About this task: Your answer should hold the data exactly as given, minus any picture.

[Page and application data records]
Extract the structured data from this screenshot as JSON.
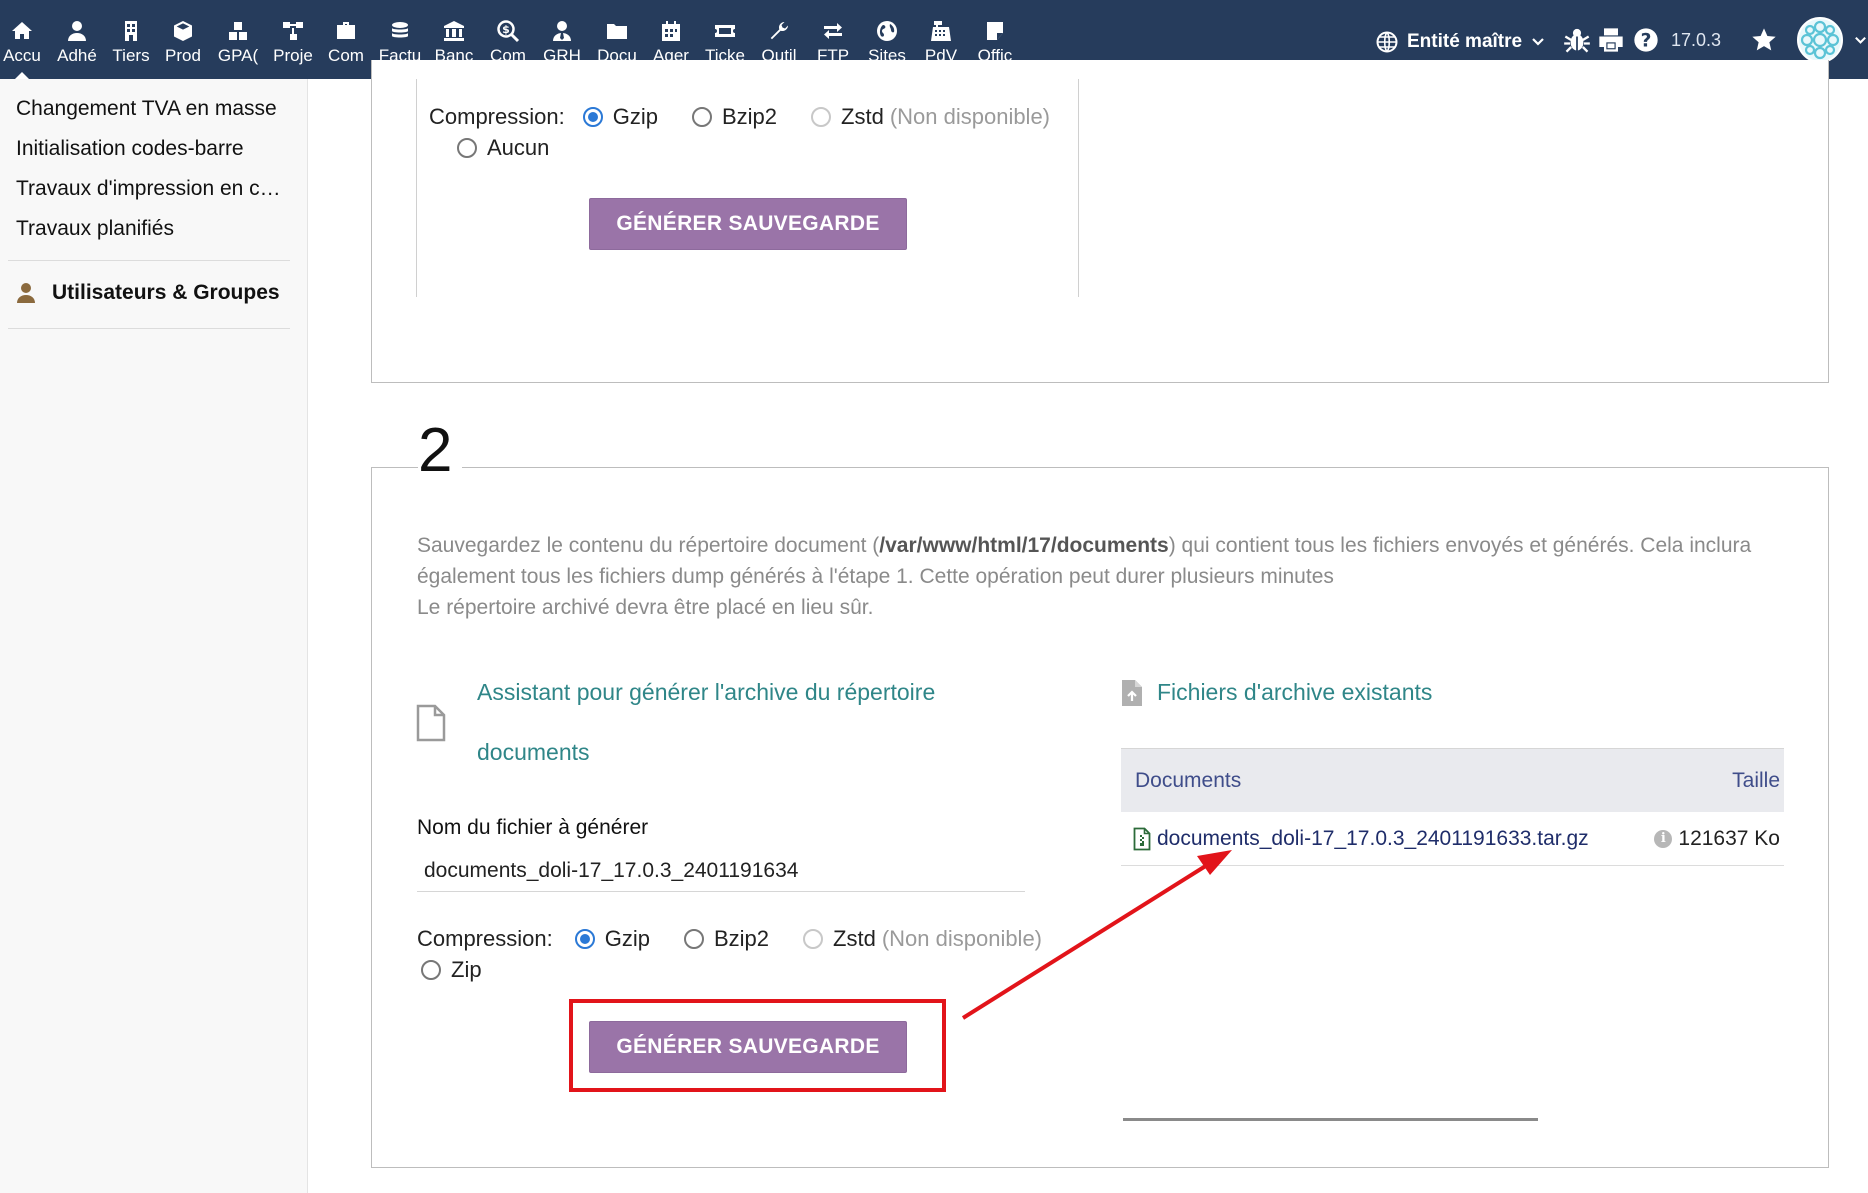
{
  "topbar": {
    "menu": [
      {
        "label": "Accu",
        "icon": "home-icon",
        "active": true
      },
      {
        "label": "Adhé",
        "icon": "member-icon"
      },
      {
        "label": "Tiers",
        "icon": "building-icon"
      },
      {
        "label": "Prod",
        "icon": "box-icon"
      },
      {
        "label": "GPA(",
        "icon": "cubes-icon"
      },
      {
        "label": "Proje",
        "icon": "project-icon"
      },
      {
        "label": "Com",
        "icon": "briefcase-icon"
      },
      {
        "label": "Factu",
        "icon": "coins-icon"
      },
      {
        "label": "Banc",
        "icon": "bank-icon"
      },
      {
        "label": "Com",
        "icon": "search-dollar-icon"
      },
      {
        "label": "GRH",
        "icon": "user-tie-icon"
      },
      {
        "label": "Docu",
        "icon": "folder-icon"
      },
      {
        "label": "Ager",
        "icon": "calendar-icon"
      },
      {
        "label": "Ticke",
        "icon": "ticket-icon"
      },
      {
        "label": "Outil",
        "icon": "wrench-icon"
      },
      {
        "label": "FTP",
        "icon": "exchange-icon"
      },
      {
        "label": "Sites",
        "icon": "globe-icon"
      },
      {
        "label": "PdV",
        "icon": "cash-register-icon"
      },
      {
        "label": "Offic",
        "icon": "sticky-note-icon"
      }
    ],
    "entity_label": "Entité maître",
    "version": "17.0.3"
  },
  "sidebar": {
    "links": [
      "Changement TVA en masse",
      "Initialisation codes-barre",
      "Travaux d'impression en cours",
      "Travaux planifiés"
    ],
    "users_group_label": "Utilisateurs & Groupes"
  },
  "step1": {
    "compression_label": "Compression:",
    "options": [
      {
        "label": "Gzip",
        "state": "checked"
      },
      {
        "label": "Bzip2",
        "state": "unchecked"
      },
      {
        "label": "Zstd",
        "state": "disabled",
        "note": "(Non disponible)"
      },
      {
        "label": "Aucun",
        "state": "unchecked"
      }
    ],
    "button_label": "GÉNÉRER SAUVEGARDE"
  },
  "step2": {
    "number": "2",
    "desc_before": "Sauvegardez le contenu du répertoire document (",
    "desc_path": "/var/www/html/17/documents",
    "desc_after": ") qui contient tous les fichiers envoyés et générés. Cela inclura également tous les fichiers dump générés à l'étape 1. Cette opération peut durer plusieurs minutes",
    "desc_line2": "Le répertoire archivé devra être placé en lieu sûr.",
    "wizard_title": "Assistant pour générer l'archive du répertoire documents",
    "filename_label": "Nom du fichier à générer",
    "filename_value": "documents_doli-17_17.0.3_2401191634",
    "compression_label": "Compression:",
    "options": [
      {
        "label": "Gzip",
        "state": "checked"
      },
      {
        "label": "Bzip2",
        "state": "unchecked"
      },
      {
        "label": "Zstd",
        "state": "disabled",
        "note": "(Non disponible)"
      },
      {
        "label": "Zip",
        "state": "unchecked"
      }
    ],
    "button_label": "GÉNÉRER SAUVEGARDE",
    "existing_title": "Fichiers d'archive existants",
    "table": {
      "col_documents": "Documents",
      "col_size": "Taille",
      "rows": [
        {
          "name": "documents_doli-17_17.0.3_2401191633.tar.gz",
          "size": "121637 Ko"
        }
      ]
    }
  },
  "colors": {
    "topbar": "#263c5c",
    "button": "#9a74a8",
    "link_title": "#2f8688",
    "highlight": "#e2141a",
    "radio_checked": "#2b79d6"
  }
}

Solution to this task:
Extract the structured data from this screenshot as JSON.
{
  "topbar": {
    "menu": [
      {
        "label": "Accu",
        "icon": "home-icon",
        "active": true
      },
      {
        "label": "Adhé",
        "icon": "member-icon"
      },
      {
        "label": "Tiers",
        "icon": "building-icon"
      },
      {
        "label": "Prod",
        "icon": "box-icon"
      },
      {
        "label": "GPA(",
        "icon": "cubes-icon"
      },
      {
        "label": "Proje",
        "icon": "project-icon"
      },
      {
        "label": "Com",
        "icon": "briefcase-icon"
      },
      {
        "label": "Factu",
        "icon": "coins-icon"
      },
      {
        "label": "Banc",
        "icon": "bank-icon"
      },
      {
        "label": "Com",
        "icon": "search-dollar-icon"
      },
      {
        "label": "GRH",
        "icon": "user-tie-icon"
      },
      {
        "label": "Docu",
        "icon": "folder-icon"
      },
      {
        "label": "Ager",
        "icon": "calendar-icon"
      },
      {
        "label": "Ticke",
        "icon": "ticket-icon"
      },
      {
        "label": "Outil",
        "icon": "wrench-icon"
      },
      {
        "label": "FTP",
        "icon": "exchange-icon"
      },
      {
        "label": "Sites",
        "icon": "globe-icon"
      },
      {
        "label": "PdV",
        "icon": "cash-register-icon"
      },
      {
        "label": "Offic",
        "icon": "sticky-note-icon"
      }
    ],
    "entity_label": "Entité maître",
    "version": "17.0.3"
  },
  "sidebar": {
    "links": [
      "Changement TVA en masse",
      "Initialisation codes-barre",
      "Travaux d'impression en cours",
      "Travaux planifiés"
    ],
    "users_group_label": "Utilisateurs & Groupes"
  },
  "step1": {
    "compression_label": "Compression:",
    "options": [
      {
        "label": "Gzip",
        "state": "checked"
      },
      {
        "label": "Bzip2",
        "state": "unchecked"
      },
      {
        "label": "Zstd",
        "state": "disabled",
        "note": "(Non disponible)"
      },
      {
        "label": "Aucun",
        "state": "unchecked"
      }
    ],
    "button_label": "GÉNÉRER SAUVEGARDE"
  },
  "step2": {
    "number": "2",
    "desc_before": "Sauvegardez le contenu du répertoire document (",
    "desc_path": "/var/www/html/17/documents",
    "desc_after": ") qui contient tous les fichiers envoyés et générés. Cela inclura également tous les fichiers dump générés à l'étape 1. Cette opération peut durer plusieurs minutes",
    "desc_line2": "Le répertoire archivé devra être placé en lieu sûr.",
    "wizard_title": "Assistant pour générer l'archive du répertoire documents",
    "filename_label": "Nom du fichier à générer",
    "filename_value": "documents_doli-17_17.0.3_2401191634",
    "compression_label": "Compression:",
    "options": [
      {
        "label": "Gzip",
        "state": "checked"
      },
      {
        "label": "Bzip2",
        "state": "unchecked"
      },
      {
        "label": "Zstd",
        "state": "disabled",
        "note": "(Non disponible)"
      },
      {
        "label": "Zip",
        "state": "unchecked"
      }
    ],
    "button_label": "GÉNÉRER SAUVEGARDE",
    "existing_title": "Fichiers d'archive existants",
    "table": {
      "col_documents": "Documents",
      "col_size": "Taille",
      "rows": [
        {
          "name": "documents_doli-17_17.0.3_2401191633.tar.gz",
          "size": "121637 Ko"
        }
      ]
    }
  },
  "colors": {
    "topbar": "#263c5c",
    "button": "#9a74a8",
    "link_title": "#2f8688",
    "highlight": "#e2141a",
    "radio_checked": "#2b79d6"
  }
}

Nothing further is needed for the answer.